Born in Covington, Indiana, he graduated at the Old University of Chicago in 1870. He went to New York, where he earned his divinity degree at Union Theological Seminary in 1873 and was ordained as a minister. From 1873 to 1883 Henderson was pastor at Terre Haute, Indiana and from 1883 to 1892 at Detroit.

Appointed in 1892 assistant professor of sociology at Chicago University, he was afterward advanced to the full professorship. In 1898-99 he was president of the National Conference of Charities, in 1902 president of the National Prison Association, and in 1910 of the International Prison Congress. In 1907 he served as secretary of the Illinois Commission on Occupational Diseases.
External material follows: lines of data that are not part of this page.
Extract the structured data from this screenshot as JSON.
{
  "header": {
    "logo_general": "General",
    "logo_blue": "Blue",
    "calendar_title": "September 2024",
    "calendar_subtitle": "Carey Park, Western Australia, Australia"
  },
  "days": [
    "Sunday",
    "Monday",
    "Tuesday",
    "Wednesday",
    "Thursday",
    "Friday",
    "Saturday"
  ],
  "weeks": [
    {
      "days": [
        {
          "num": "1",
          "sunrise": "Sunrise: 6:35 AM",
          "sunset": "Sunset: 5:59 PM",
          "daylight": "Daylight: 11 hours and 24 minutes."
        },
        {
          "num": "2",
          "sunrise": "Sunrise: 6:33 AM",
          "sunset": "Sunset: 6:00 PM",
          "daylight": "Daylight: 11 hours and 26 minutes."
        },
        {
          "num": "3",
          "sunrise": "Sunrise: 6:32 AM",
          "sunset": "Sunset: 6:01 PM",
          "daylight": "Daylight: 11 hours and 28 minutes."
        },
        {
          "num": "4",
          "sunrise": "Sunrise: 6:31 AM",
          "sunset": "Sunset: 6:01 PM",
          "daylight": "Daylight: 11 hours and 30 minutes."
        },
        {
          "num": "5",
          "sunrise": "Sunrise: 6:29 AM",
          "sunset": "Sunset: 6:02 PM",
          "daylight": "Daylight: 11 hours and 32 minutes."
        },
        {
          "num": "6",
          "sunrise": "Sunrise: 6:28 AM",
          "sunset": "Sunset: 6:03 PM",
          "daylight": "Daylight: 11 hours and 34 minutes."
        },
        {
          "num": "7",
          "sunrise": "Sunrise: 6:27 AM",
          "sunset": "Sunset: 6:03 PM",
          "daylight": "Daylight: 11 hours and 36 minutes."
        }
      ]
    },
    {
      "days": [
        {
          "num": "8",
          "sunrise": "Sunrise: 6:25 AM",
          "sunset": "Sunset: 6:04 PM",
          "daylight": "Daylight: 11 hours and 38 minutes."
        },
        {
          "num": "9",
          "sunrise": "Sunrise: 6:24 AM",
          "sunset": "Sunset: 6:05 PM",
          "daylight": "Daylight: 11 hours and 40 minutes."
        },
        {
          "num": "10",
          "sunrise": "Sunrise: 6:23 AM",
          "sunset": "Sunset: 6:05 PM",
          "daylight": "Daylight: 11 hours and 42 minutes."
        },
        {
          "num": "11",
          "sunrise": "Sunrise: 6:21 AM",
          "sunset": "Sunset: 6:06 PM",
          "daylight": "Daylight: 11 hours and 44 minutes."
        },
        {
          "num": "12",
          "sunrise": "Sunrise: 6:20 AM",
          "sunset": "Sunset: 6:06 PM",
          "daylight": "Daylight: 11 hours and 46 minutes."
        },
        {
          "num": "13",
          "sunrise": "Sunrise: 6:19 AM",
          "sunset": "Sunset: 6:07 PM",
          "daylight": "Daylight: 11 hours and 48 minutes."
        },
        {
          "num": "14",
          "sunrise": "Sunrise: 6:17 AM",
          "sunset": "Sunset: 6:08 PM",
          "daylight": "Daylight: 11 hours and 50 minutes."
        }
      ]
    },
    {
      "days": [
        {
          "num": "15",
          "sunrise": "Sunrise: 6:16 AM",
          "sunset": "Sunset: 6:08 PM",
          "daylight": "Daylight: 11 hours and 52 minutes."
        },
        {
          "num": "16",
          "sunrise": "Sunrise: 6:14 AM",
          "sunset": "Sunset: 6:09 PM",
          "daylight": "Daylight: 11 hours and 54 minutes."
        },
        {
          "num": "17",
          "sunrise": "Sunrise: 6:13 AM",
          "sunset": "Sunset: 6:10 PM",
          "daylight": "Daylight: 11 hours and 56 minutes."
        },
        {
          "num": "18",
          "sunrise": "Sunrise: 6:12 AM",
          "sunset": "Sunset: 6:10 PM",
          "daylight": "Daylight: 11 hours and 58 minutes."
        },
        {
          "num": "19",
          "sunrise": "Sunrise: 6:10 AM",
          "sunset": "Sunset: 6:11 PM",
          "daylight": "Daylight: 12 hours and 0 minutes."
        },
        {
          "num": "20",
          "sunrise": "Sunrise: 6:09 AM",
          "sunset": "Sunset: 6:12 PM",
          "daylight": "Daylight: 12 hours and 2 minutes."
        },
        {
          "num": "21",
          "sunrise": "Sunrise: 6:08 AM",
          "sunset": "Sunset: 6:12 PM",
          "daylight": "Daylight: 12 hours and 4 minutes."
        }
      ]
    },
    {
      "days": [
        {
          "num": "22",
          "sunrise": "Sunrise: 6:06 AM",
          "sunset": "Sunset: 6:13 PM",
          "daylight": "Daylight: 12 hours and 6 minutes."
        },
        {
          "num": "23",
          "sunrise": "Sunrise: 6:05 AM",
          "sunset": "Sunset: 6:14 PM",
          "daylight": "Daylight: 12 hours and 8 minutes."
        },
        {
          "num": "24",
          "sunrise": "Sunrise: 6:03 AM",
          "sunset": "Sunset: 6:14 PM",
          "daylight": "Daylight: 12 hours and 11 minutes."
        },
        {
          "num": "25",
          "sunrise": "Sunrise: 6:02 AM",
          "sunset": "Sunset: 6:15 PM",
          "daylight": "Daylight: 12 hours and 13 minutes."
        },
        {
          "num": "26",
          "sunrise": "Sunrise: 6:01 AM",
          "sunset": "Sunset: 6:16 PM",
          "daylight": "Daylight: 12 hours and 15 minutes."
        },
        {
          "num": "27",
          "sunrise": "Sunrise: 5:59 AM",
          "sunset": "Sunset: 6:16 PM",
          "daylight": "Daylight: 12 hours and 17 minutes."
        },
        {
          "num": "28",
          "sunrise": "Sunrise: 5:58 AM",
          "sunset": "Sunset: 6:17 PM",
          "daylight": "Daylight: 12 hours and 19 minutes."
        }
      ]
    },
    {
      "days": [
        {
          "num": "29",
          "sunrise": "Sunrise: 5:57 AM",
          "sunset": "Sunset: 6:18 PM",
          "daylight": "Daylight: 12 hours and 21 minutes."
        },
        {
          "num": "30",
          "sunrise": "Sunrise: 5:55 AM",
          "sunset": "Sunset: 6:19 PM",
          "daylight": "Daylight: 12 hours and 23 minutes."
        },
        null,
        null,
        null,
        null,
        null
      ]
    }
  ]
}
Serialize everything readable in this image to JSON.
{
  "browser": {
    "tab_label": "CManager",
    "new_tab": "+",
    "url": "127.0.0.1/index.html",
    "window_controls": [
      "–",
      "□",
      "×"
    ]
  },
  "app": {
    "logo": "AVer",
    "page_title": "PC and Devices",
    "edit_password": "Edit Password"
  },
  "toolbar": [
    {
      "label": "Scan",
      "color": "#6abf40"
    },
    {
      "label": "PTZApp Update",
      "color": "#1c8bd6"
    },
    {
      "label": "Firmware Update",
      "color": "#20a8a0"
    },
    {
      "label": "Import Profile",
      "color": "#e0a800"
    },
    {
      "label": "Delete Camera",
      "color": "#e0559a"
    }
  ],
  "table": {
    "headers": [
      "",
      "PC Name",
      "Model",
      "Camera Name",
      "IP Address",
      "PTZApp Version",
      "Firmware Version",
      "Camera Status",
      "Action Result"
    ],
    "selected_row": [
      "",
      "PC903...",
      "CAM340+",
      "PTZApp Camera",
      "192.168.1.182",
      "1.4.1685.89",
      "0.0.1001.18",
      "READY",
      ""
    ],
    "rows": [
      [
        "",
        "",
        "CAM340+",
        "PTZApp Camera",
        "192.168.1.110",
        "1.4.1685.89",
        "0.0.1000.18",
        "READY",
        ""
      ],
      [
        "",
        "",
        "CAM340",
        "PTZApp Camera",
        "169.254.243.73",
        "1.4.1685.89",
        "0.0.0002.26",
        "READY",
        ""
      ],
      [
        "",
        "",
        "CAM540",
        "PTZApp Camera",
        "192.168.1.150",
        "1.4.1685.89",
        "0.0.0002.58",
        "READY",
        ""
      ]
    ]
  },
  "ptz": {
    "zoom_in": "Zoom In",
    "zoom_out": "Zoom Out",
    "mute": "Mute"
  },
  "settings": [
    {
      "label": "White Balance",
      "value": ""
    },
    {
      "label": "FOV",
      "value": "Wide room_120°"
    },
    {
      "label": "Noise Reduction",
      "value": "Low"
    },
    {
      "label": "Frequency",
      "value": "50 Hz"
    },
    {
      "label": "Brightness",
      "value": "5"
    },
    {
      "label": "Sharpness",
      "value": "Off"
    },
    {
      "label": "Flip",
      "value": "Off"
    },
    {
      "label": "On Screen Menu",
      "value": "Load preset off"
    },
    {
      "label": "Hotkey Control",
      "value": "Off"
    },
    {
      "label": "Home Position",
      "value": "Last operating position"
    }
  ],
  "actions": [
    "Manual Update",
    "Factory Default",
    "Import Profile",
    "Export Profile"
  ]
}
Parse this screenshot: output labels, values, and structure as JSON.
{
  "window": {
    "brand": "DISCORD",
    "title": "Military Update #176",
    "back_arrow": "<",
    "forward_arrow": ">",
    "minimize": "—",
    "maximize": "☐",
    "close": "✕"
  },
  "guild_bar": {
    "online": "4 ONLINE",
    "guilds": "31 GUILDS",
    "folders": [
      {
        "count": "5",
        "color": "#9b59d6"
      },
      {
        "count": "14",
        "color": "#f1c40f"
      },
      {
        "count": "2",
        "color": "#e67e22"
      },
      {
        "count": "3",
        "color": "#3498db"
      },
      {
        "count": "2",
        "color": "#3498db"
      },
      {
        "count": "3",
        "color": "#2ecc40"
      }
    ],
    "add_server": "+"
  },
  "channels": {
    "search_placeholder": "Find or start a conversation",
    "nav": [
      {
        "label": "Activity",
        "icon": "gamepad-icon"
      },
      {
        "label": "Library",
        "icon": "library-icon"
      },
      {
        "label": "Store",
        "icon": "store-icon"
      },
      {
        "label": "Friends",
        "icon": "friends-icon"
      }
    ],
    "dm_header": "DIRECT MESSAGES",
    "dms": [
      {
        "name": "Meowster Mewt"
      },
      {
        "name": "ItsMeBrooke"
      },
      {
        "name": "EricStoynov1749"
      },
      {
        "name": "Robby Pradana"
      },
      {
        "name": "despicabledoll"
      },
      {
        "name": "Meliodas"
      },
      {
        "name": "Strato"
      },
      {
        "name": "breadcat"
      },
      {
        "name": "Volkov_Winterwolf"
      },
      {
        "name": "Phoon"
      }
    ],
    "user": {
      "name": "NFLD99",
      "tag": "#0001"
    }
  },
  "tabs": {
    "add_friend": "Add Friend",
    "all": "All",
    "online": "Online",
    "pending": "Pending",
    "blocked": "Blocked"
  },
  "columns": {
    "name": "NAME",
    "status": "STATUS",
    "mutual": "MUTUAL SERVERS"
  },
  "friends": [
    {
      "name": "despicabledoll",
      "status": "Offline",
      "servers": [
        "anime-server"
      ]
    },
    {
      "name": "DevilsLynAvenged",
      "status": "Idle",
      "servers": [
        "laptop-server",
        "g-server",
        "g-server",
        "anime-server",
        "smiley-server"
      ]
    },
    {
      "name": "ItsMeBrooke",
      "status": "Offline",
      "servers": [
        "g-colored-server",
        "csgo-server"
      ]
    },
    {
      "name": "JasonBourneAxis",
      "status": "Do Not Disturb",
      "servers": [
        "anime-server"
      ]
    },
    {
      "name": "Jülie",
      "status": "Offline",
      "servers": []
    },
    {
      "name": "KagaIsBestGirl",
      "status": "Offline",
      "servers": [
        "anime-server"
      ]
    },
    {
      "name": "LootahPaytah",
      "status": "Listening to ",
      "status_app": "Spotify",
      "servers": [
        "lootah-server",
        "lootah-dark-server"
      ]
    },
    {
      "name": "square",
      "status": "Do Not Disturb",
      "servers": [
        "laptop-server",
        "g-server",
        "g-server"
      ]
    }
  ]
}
He died in 1915.


His works include:

  • The Development of Doctrine in the Epistles (1894)
  • The Social Spirit in America (1896)
  • Social Settlements (1897)
  • Social Elements (1898)
  • An Introduction to the Study of the Dependent, Defective, and Delinquent Classes (1898; second edition, enlarged, 1901)
  • Modern Prison Systems (57th Congress, 2d Session, House Document No. 452, 1903)
  • Modern Methods of Charity (1904)
  • Industrial Insurance in the United States (1907)
  • Social Duties from a Christian Point of View (1909)
  • Education in Relation to Sex (1909)
  • Social Programmes of the West (1913)

Wikisource-logo.svg This article incorporates text from a publication now in the public domainGilman, D. C.; Peck, H. T.; Colby, F. M., eds. (1905). "article name needed". New International Encyclopedia (1st ed.). New York: Dodd, Mead.